The increase in speed, density, and general busyness ceases suddenly, leaving only two violins playing very high and very softly. This is the immensely slow beginning of Ritornello II, and no sooner has this begun its descent than all the other violins start the theme proper, a forceful and expressive melody. Its unfolding occupies the middle ground between the extreme slowness of Ritornello II and the rapid chatter of various accompanying instruments, both of which go on at the same time.
Variation I, which begins with an oboe solo, is in a quick tempo (Vivace leggero), and Carter described it as a “rapid [dialogue] of many contrasting motives in contrasting rhythms.”
Variation II (Pesante) brings the theme restated almost literally (though with brass and strings exchanging their original roles), but confronted by brief, partial variants of itself.
Variation III (Moderato) “contrasts textures of dense harmony and expressive lines with transparent fragmentary motives.” The variation ends with a forceful stalking upward of Ritornello I.
Variation IV consists of four-measure phrases, each slowing down to half its starting speed.
The chief element of Variation V (Allegro misterioso) is a series of dense chords. This is the point where internal contrast is virtually obliterated.
Variation VI is the obverse of Variation IV, a continual series of accelerations.
After four variations in a chamber-musical style, Variation VII (Andante) reverts to “real” orchestral scoring.

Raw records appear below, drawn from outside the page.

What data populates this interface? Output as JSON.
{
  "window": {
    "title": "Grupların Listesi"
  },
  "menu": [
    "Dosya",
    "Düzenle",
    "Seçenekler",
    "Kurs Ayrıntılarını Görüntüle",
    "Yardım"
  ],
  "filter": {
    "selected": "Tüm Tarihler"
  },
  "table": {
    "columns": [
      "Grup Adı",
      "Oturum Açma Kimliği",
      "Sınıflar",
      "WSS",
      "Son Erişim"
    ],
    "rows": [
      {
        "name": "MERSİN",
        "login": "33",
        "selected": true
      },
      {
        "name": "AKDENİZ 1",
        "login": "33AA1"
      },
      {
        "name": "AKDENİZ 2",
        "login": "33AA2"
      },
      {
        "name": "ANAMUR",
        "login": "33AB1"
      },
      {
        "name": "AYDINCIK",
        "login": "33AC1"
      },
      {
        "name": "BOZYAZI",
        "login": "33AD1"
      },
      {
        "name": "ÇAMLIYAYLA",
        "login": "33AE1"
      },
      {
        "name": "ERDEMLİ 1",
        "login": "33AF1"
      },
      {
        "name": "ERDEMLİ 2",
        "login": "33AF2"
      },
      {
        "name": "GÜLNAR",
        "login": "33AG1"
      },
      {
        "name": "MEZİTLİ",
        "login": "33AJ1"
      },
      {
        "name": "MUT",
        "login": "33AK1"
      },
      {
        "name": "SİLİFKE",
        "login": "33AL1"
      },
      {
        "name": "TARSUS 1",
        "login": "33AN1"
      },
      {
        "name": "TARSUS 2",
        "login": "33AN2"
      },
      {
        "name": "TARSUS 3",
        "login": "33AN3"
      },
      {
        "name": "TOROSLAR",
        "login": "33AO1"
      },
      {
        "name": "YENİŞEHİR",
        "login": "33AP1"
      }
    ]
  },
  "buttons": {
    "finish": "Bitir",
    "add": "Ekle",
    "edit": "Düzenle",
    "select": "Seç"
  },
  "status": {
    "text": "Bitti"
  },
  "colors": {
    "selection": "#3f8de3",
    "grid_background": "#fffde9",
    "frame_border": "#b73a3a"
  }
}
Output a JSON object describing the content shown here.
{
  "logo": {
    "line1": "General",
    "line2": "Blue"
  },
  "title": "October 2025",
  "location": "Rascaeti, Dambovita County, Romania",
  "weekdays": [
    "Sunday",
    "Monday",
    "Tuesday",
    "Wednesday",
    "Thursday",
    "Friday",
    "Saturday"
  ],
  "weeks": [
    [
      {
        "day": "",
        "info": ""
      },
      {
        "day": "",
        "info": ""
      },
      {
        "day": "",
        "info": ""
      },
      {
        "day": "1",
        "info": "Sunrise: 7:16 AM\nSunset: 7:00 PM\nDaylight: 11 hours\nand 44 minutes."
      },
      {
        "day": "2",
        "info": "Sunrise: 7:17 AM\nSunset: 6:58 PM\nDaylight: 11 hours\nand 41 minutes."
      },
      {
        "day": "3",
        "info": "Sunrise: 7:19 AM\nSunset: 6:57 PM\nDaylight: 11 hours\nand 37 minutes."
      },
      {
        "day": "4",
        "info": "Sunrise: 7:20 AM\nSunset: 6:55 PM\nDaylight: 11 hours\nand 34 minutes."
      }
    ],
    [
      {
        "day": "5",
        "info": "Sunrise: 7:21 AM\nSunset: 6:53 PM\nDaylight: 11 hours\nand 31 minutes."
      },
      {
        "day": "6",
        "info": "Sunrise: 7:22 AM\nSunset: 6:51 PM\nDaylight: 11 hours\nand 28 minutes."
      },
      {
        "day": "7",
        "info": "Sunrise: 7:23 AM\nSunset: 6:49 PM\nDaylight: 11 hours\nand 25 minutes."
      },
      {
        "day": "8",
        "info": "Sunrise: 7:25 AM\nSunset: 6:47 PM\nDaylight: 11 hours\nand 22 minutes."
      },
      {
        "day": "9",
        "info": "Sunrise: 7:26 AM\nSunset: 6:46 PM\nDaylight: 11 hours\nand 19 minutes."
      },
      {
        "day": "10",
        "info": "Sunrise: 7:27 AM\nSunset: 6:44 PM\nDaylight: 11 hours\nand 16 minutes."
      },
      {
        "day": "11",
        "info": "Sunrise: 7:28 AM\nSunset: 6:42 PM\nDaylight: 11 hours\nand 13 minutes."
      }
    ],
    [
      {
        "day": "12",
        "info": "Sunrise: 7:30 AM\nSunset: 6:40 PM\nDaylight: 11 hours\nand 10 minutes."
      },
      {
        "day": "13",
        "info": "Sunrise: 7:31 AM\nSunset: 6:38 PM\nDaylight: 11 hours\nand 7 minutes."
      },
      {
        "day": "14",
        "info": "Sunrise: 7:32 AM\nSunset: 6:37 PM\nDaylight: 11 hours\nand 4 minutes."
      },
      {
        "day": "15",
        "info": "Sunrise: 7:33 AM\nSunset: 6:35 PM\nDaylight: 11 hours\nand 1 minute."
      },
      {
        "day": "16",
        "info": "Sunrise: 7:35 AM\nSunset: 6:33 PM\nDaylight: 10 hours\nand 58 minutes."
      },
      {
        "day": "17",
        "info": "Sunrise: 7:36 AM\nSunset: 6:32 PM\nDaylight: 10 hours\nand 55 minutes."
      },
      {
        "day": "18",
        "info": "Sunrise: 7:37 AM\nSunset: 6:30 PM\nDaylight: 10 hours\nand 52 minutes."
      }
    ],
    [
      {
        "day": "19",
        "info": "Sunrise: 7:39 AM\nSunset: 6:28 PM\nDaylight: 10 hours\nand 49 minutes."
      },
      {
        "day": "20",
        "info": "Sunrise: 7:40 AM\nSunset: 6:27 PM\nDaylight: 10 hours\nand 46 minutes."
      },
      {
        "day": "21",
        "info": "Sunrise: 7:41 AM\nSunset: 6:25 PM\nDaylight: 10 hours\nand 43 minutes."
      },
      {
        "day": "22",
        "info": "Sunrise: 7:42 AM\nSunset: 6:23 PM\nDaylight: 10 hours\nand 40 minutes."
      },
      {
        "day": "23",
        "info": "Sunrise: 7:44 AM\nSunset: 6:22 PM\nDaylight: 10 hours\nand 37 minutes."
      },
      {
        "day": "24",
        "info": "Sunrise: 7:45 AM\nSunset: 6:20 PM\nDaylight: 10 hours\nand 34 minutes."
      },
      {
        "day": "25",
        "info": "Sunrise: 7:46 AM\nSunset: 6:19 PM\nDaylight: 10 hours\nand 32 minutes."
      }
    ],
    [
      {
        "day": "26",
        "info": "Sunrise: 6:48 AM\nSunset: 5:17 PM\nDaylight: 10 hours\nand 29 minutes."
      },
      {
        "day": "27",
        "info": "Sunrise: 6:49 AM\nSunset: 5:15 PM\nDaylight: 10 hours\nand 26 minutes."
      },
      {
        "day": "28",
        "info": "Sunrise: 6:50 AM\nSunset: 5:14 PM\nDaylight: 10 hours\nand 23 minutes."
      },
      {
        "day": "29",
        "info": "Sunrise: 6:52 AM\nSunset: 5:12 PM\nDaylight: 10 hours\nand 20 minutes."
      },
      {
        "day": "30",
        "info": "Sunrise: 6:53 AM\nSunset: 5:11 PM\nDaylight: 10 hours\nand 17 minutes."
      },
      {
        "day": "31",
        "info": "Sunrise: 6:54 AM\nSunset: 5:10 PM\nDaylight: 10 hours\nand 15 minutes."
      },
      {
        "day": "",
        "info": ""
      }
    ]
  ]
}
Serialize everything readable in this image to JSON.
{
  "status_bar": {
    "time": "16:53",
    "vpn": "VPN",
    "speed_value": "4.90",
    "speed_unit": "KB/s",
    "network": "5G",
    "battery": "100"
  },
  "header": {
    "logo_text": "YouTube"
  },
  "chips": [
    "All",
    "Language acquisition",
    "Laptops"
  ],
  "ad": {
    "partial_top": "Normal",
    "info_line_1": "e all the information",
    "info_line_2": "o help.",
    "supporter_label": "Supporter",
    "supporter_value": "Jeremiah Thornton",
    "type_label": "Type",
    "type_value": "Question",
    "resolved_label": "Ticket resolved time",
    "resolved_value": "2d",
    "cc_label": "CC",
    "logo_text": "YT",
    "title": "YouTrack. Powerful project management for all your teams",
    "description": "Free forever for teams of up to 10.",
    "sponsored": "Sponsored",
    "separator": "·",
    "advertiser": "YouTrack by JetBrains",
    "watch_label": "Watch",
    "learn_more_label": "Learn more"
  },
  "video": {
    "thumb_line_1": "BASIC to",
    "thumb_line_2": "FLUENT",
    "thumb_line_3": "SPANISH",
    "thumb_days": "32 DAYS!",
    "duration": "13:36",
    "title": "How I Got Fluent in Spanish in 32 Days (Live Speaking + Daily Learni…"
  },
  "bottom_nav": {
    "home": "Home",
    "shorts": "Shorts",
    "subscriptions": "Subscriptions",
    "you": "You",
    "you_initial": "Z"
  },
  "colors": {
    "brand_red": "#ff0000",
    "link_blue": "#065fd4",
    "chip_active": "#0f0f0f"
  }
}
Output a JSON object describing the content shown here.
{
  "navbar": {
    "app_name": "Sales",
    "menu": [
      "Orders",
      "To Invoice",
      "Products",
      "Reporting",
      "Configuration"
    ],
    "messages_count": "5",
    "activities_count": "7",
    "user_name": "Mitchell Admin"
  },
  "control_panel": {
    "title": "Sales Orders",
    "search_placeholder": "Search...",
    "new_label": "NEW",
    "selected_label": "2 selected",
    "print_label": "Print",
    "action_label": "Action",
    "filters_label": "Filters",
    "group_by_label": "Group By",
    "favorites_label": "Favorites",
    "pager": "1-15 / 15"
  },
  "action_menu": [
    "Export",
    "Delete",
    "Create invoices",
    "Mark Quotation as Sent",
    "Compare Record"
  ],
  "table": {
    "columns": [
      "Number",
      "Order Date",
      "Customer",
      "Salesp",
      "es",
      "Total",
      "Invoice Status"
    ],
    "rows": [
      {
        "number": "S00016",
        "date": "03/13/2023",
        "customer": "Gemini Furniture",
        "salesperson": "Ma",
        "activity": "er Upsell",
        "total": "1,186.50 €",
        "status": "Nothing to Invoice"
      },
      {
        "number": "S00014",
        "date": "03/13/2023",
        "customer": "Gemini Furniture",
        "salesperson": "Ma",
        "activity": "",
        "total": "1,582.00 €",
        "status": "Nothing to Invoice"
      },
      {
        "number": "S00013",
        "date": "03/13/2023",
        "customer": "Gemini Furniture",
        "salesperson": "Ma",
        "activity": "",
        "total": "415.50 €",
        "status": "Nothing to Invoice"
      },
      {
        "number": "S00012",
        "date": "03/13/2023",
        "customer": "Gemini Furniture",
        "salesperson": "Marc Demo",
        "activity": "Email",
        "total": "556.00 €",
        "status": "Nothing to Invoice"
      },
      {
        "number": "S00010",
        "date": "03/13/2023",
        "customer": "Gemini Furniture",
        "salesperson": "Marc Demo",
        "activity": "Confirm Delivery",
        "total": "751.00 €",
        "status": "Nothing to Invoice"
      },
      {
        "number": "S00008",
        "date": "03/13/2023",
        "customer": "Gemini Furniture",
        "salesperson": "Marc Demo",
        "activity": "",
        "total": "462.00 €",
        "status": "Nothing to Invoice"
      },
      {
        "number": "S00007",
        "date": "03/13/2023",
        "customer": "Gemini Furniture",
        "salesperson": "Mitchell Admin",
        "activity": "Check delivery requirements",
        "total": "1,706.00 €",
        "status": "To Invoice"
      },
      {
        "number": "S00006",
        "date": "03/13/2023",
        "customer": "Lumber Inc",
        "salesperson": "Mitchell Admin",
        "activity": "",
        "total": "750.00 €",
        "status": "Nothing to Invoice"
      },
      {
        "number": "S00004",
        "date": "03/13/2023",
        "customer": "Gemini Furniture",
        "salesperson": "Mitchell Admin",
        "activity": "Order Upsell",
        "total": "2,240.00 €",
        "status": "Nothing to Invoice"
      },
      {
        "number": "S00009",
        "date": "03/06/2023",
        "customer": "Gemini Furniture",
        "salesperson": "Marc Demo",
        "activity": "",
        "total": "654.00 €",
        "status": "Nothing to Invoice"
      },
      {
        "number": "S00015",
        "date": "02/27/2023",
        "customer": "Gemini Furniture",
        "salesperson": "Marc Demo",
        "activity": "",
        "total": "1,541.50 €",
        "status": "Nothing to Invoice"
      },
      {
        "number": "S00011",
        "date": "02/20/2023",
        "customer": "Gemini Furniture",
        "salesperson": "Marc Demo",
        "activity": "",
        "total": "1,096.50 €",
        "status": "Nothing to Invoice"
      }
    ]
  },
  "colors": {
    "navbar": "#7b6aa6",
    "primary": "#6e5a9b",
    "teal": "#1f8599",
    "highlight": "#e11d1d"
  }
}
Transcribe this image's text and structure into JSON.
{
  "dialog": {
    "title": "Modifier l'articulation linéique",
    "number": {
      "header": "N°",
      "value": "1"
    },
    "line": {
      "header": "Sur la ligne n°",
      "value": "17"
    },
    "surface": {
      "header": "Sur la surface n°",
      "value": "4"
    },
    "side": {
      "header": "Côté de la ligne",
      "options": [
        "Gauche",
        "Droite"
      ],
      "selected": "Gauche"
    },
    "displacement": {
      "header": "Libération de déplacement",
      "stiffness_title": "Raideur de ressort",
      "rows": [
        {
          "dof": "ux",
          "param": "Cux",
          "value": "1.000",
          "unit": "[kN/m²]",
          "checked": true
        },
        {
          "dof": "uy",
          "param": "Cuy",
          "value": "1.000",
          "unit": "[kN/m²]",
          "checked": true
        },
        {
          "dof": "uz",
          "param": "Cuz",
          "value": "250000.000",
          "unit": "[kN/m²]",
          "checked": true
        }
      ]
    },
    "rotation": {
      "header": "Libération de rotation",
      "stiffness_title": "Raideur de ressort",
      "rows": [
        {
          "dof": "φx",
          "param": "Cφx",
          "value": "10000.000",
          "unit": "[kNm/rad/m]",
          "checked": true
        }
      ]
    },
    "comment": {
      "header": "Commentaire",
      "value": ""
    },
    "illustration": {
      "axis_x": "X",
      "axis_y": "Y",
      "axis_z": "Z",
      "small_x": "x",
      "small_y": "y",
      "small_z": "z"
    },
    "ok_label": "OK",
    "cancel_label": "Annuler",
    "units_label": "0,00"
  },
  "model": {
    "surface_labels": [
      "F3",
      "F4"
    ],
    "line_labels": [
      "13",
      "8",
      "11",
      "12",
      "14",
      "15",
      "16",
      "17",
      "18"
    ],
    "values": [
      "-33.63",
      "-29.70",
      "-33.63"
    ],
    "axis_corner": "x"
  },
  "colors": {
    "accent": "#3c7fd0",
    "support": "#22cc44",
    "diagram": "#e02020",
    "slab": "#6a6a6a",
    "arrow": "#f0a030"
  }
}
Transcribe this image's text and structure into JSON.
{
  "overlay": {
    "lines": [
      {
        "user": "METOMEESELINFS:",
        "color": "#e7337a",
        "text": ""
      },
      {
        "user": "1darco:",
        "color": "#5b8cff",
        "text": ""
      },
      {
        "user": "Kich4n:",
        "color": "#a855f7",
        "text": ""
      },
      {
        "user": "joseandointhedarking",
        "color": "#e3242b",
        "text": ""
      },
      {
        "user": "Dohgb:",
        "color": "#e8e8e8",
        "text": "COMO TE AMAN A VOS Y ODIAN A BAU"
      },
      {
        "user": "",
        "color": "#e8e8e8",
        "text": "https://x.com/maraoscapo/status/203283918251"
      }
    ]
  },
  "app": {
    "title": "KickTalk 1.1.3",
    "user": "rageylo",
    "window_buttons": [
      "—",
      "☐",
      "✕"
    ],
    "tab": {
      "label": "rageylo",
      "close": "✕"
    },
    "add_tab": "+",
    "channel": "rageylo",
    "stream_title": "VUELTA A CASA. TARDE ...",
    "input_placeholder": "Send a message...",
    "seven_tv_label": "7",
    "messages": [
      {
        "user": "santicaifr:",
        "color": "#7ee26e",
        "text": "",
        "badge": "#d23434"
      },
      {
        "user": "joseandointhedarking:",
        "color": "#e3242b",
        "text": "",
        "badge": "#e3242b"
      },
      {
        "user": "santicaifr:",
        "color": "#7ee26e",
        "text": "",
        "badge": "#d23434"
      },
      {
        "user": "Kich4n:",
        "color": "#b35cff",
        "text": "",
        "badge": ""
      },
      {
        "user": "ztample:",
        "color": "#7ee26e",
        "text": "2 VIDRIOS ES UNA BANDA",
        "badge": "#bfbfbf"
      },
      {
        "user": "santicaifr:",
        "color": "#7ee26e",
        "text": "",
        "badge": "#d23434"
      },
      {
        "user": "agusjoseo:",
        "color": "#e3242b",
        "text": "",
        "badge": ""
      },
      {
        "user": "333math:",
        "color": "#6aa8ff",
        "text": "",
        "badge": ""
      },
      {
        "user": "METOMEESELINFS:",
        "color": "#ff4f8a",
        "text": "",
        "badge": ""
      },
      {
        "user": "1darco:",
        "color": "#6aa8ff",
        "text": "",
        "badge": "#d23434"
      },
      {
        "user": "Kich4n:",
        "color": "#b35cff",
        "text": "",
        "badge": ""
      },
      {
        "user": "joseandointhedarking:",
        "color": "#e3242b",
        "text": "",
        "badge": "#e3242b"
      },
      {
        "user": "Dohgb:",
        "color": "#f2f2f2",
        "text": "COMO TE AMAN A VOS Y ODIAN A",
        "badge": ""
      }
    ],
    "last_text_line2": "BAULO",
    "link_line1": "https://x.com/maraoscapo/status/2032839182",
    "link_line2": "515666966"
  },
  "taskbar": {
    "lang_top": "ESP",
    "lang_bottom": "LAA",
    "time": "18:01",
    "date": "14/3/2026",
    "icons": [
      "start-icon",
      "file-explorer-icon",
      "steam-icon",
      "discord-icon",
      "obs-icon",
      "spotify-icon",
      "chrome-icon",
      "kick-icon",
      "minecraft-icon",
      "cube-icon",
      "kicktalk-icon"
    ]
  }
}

From here through Variation IX, the lyric side of the piece begins to evolve.
What the woodwinds played in Variation VII is continued in Variation VIII (Allegro giocoso), with varied commentary and accompaniment.
Variation IX (Andante) continues to expand upon Variation VII, but now presenting all three of its ideas simultaneously rather than in succession as before.
Ever since the “neutralization” attained in Variation V, the music has increased in sharpness of characterization in contrast with each variation. The Finale is in this respect the counterpart of Variation I. This crescendo of diversity is cut off when the trombones call the proceedings to order by proclaiming the first half of the theme (with a bravura accompaniment on the timpani). The strings, muted, simultaneously join in with the second half of the theme. Basses and tuba begin the final, ultimately stretched version of Ritornello I. At the last, the music dissolves in the rapid skidaddle downwards of Ritornello II.
Michael Steinberg, the San Francisco Symphony’s program annotator from 1979 to 1999 and a contributing writer to our program book until his death in 2009, was one of the nation’s pre-eminent writers on music. We are privileged to continue publishing his program notes. His books are available at the Symphony Store in Davies Symphony Hall.
More About the Music
Recordings: James Levine conducting the Chicago Symphony Orchestra (Deutsche Grammophon) | Michael Gielen conducting the Cincinnati Symphony (New World) | Robert Whitney conducting the Louisville Orchestra (First Edition)
Reading: The Music of Elliott Carter, by David Schiff (Cornell University Press) | Elliott Carter: A Centennial Portrait in Letters and Documents, edited by Felix Meyer and Anne C. Schreffler (Boydell Press) | Elliott Carter: Collected Essays and Lectures, 1937-1995, edited by Jonathan W. Bernard (University of Rochester Press)